Diagnosis and Treatment.
The diagnosis of Gilbert's syndrome is suggested by the clinical finding of mild chronic unconjugated hyperbilirubinemia. A family history should be sought and clinical evidence of other liver or blood disorders, including haemolysis (abnormal breakdown of red cells) excluded. Further confirmation of the diagnosis may be achieved by determining the effect of fasting or intravenous nicotinic acid administration on the blood bilirubin concentration. Either manipulation generally results in a two- to threefold rise in plasma bilirubin level, even if the initial bilirubin concentrations are normal. However, not all patients with Gilbert's syndrome respond to these tests, which appear less sensitive and specific for females than males.

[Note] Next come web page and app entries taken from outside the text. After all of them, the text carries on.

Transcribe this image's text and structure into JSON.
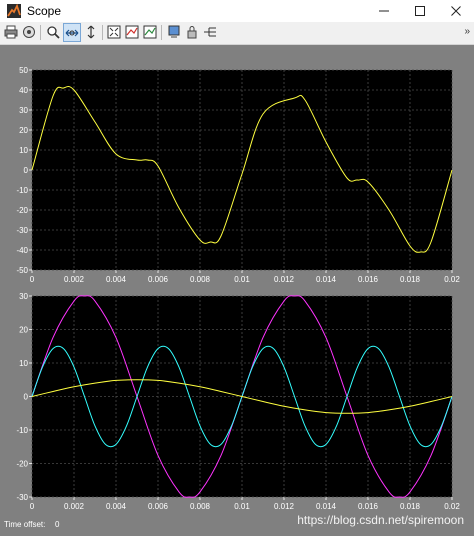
{
  "window": {
    "title": "Scope",
    "controls": [
      "minimize",
      "maximize",
      "close"
    ]
  },
  "toolbar": {
    "buttons": [
      {
        "name": "print-icon"
      },
      {
        "name": "parameters-icon"
      },
      {
        "name": "zoom-icon"
      },
      {
        "name": "zoom-x-icon"
      },
      {
        "name": "zoom-y-icon"
      },
      {
        "name": "autoscale-icon"
      },
      {
        "name": "save-axes-settings-icon"
      },
      {
        "name": "restore-axes-settings-icon"
      },
      {
        "name": "floating-scope-icon"
      },
      {
        "name": "lock-axes-icon"
      },
      {
        "name": "signal-selector-icon"
      }
    ],
    "active_button": "zoom-x-icon"
  },
  "colors": {
    "background": "#808080",
    "axes_bg": "#000000",
    "grid": "#4a4a4a",
    "tick_text": "#ffffff",
    "yellow": "#ffff40",
    "magenta": "#ff33ff",
    "cyan": "#33ffff"
  },
  "chart_data": [
    {
      "type": "line",
      "title": "",
      "xlim": [
        0,
        0.02
      ],
      "ylim": [
        -50,
        50
      ],
      "x_ticks": [
        "0",
        "0.002",
        "0.004",
        "0.006",
        "0.008",
        "0.01",
        "0.012",
        "0.014",
        "0.016",
        "0.018",
        "0.02"
      ],
      "y_ticks": [
        "50",
        "40",
        "30",
        "20",
        "10",
        "0",
        "-10",
        "-20",
        "-30",
        "-40",
        "-50"
      ],
      "grid": true,
      "series": [
        {
          "color": "#ffff40",
          "x": [
            0,
            0.001,
            0.0015,
            0.002,
            0.003,
            0.004,
            0.005,
            0.0055,
            0.006,
            0.007,
            0.008,
            0.0085,
            0.009,
            0.01,
            0.011,
            0.0125,
            0.013,
            0.014,
            0.015,
            0.0155,
            0.016,
            0.017,
            0.018,
            0.0185,
            0.019,
            0.02
          ],
          "y": [
            0,
            37,
            41,
            40,
            24,
            8,
            5,
            5,
            2,
            -19,
            -35,
            -36,
            -33,
            -2,
            28,
            36,
            35,
            14,
            -4,
            -5,
            -6,
            -20,
            -38,
            -41,
            -36,
            0
          ]
        }
      ]
    },
    {
      "type": "line",
      "title": "",
      "xlim": [
        0,
        0.02
      ],
      "ylim": [
        -30,
        30
      ],
      "x_ticks": [
        "0",
        "0.002",
        "0.004",
        "0.006",
        "0.008",
        "0.01",
        "0.012",
        "0.014",
        "0.016",
        "0.018",
        "0.02"
      ],
      "y_ticks": [
        "30",
        "20",
        "10",
        "0",
        "-10",
        "-20",
        "-30"
      ],
      "grid": true,
      "series": [
        {
          "color": "#ff33ff",
          "x": [
            0,
            0.001,
            0.002,
            0.0025,
            0.003,
            0.004,
            0.005,
            0.006,
            0.007,
            0.0075,
            0.008,
            0.009,
            0.01,
            0.011,
            0.012,
            0.0125,
            0.013,
            0.014,
            0.015,
            0.016,
            0.017,
            0.0175,
            0.018,
            0.019,
            0.02
          ],
          "y": [
            0,
            17.6,
            28.5,
            30,
            28.5,
            17.6,
            0,
            -17.6,
            -28.5,
            -30,
            -28.5,
            -17.6,
            0,
            17.6,
            28.5,
            30,
            28.5,
            17.6,
            0,
            -17.6,
            -28.5,
            -30,
            -28.5,
            -17.6,
            0
          ]
        },
        {
          "color": "#33ffff",
          "x": [
            0,
            0.0005,
            0.001,
            0.0015,
            0.002,
            0.0025,
            0.003,
            0.0035,
            0.004,
            0.0045,
            0.005,
            0.0055,
            0.006,
            0.0065,
            0.007,
            0.0075,
            0.008,
            0.0085,
            0.009,
            0.0095,
            0.01,
            0.0105,
            0.011,
            0.0115,
            0.012,
            0.0125,
            0.013,
            0.0135,
            0.014,
            0.0145,
            0.015,
            0.0155,
            0.016,
            0.0165,
            0.017,
            0.0175,
            0.018,
            0.0185,
            0.019,
            0.0195,
            0.02
          ],
          "y": [
            0,
            8.8,
            14.3,
            14.3,
            8.8,
            0,
            -8.8,
            -14.3,
            -14.3,
            -8.8,
            0,
            8.8,
            14.3,
            14.3,
            8.8,
            0,
            -8.8,
            -14.3,
            -14.3,
            -8.8,
            0,
            8.8,
            14.3,
            14.3,
            8.8,
            0,
            -8.8,
            -14.3,
            -14.3,
            -8.8,
            0,
            8.8,
            14.3,
            14.3,
            8.8,
            0,
            -8.8,
            -14.3,
            -14.3,
            -8.8,
            0
          ]
        },
        {
          "color": "#ffff40",
          "x": [
            0,
            0.001,
            0.002,
            0.003,
            0.004,
            0.005,
            0.006,
            0.007,
            0.008,
            0.009,
            0.01,
            0.011,
            0.012,
            0.013,
            0.014,
            0.015,
            0.016,
            0.017,
            0.018,
            0.019,
            0.02
          ],
          "y": [
            0,
            1.5,
            2.9,
            4.0,
            4.8,
            5,
            4.8,
            4.0,
            2.9,
            1.5,
            0,
            -1.5,
            -2.9,
            -4.0,
            -4.8,
            -5,
            -4.8,
            -4.0,
            -2.9,
            -1.5,
            0
          ]
        }
      ]
    }
  ],
  "status": {
    "label": "Time offset:",
    "value": "0"
  },
  "watermark": "https://blog.csdn.net/spiremoon"
}
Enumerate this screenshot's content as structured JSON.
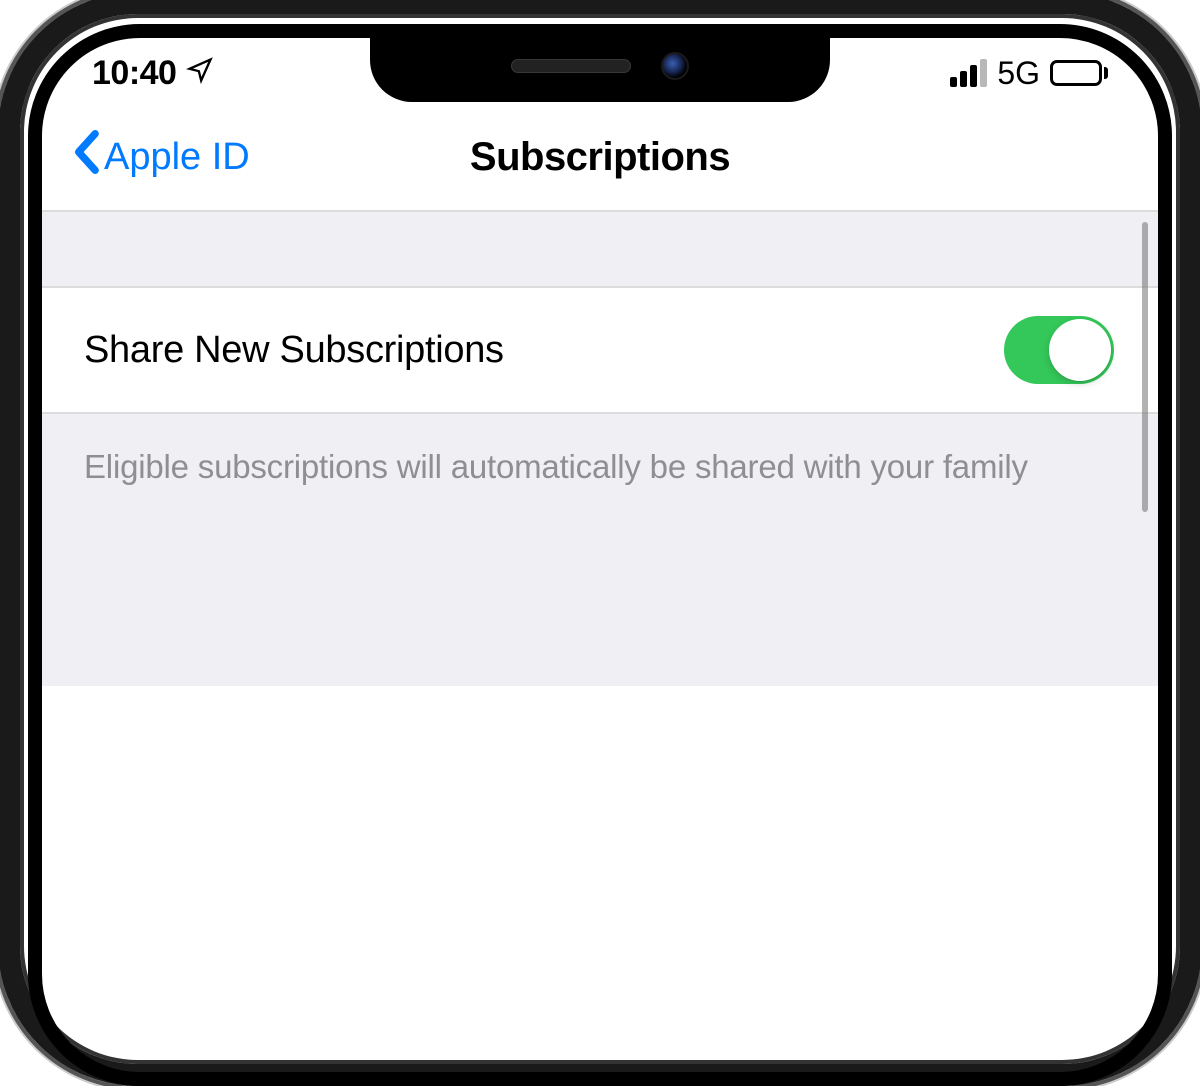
{
  "statusBar": {
    "time": "10:40",
    "network": "5G"
  },
  "navBar": {
    "backLabel": "Apple ID",
    "title": "Subscriptions"
  },
  "settings": {
    "shareNew": {
      "label": "Share New Subscriptions",
      "enabled": true
    },
    "footerText": "Eligible subscriptions will automatically be shared with your family"
  }
}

Other diagnostic manoeuvres that have been advocated are measurement of the effect of phenobarbital on plasma bilirubin concentration, and the administration of a tracer dose of radiolabeled bilirubin for estimation of the percentage of the dose remaining in the plasma after 4 hours.

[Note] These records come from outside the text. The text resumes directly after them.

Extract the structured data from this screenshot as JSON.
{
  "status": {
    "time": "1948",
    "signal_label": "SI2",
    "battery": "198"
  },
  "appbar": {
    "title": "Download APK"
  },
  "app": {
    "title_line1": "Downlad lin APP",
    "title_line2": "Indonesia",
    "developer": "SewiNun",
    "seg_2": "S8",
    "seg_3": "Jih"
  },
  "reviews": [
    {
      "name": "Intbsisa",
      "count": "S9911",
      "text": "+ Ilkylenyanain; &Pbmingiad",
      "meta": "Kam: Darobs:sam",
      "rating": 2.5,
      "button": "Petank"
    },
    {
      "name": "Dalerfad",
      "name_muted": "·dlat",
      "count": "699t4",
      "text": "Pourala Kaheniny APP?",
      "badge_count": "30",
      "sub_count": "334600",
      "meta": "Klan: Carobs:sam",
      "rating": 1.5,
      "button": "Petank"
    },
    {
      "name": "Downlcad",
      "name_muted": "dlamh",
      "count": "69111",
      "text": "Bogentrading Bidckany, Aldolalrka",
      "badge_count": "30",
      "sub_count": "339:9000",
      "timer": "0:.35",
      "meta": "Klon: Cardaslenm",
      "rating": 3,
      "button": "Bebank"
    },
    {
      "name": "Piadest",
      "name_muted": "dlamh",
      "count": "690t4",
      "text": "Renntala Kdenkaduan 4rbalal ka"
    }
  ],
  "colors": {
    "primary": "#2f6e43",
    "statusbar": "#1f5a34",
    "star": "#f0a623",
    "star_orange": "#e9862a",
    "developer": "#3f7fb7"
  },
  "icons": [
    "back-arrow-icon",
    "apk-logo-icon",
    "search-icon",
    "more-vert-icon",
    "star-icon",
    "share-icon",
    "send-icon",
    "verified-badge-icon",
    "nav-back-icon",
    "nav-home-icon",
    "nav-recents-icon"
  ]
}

Given the above considerations, a presumptive diagnosis of Gilbert's syndrome can be made in an essentially asymptomatic individual if he /she has (1) unconjugated hyperbilirubinemia on several occasions; (2) normal results of a complete blood cell count, blood smear, and reticulocyte count; and (3) normal liver enzyme tests (see article on liver function tests) and (4) other disease processes have been excluded. If no further laboratory abnormalities develop on two or three follow-up tests during the next 12 to 18 months, then the presumptive diagnosis becomes definitive. It is conceivable that genetic testing may play a role in the diagnosis of this condition in the future.
Once the diagnosis is established, the most important aspect of management is to reassure the patient with regard to the benign and inconsequential nature of the disorder and the excellent prognosis and to prevent further unnecessary investigations.